- Condensate traps
- Pneumatic holding tanks
How much air are you wasting?
The first step in controlling leaks in compressed air, gas and vacuum systems is to estimate your leak load. Some leakage (less than 10 %) is to be expected. Anything beyond that is considered wasteful. The first step is to determine your current leak load so you can use that as a benchmark to compare improvements against.
The best method for estimating leak load is based on your control system. If you have a system with start/stop controls, simply start your compressor when there is no demand on the system—after hours or off shift. Then take several readings of compressor cycles to determine the average time to unload the loaded system. With no equipment running, the unloading of the system is due to leaks.
Leakage (%) = (T x 100) ÷ (T + t)T = onload time (minutes), t = offload time (minutes)
To estimate leak load in systems with more complex control strategies, place a pressure gauge downstream from the volume (V, in cubic feet), including all secondary receivers, mains, and piping. With no demand on the system, except leakage, bring the system up to its normal operating pressure (P1, in psig). Select a second pressure (P2, about half the value of P1) and measure the time (T, in minutes) it takes for the system to drop to P2.
Leakage (cfm free air) = [(V x ( P1 – P2) ÷ (T x 14.7)] x 1.25
The 1.25 multiplier corrects leakage to normal system pressure, thereby accounting for reduced leakage with decreasing system pressure.
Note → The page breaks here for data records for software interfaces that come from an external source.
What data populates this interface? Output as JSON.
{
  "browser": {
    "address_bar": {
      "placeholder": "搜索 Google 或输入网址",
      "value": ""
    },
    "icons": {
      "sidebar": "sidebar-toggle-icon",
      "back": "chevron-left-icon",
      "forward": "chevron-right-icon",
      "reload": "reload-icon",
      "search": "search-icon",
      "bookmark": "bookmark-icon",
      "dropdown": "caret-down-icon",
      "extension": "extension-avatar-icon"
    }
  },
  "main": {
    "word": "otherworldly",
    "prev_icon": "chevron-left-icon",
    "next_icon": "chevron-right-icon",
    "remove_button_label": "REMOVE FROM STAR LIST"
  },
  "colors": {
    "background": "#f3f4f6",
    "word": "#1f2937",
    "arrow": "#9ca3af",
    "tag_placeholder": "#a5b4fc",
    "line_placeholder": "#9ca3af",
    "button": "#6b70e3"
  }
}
Efficiently fixing and repairing leaks can lead to substantial cost reduction for air-dependent businesses. Companies are not only able to save on energy use by repairing leaks but can also improve production levels and extend equipment life.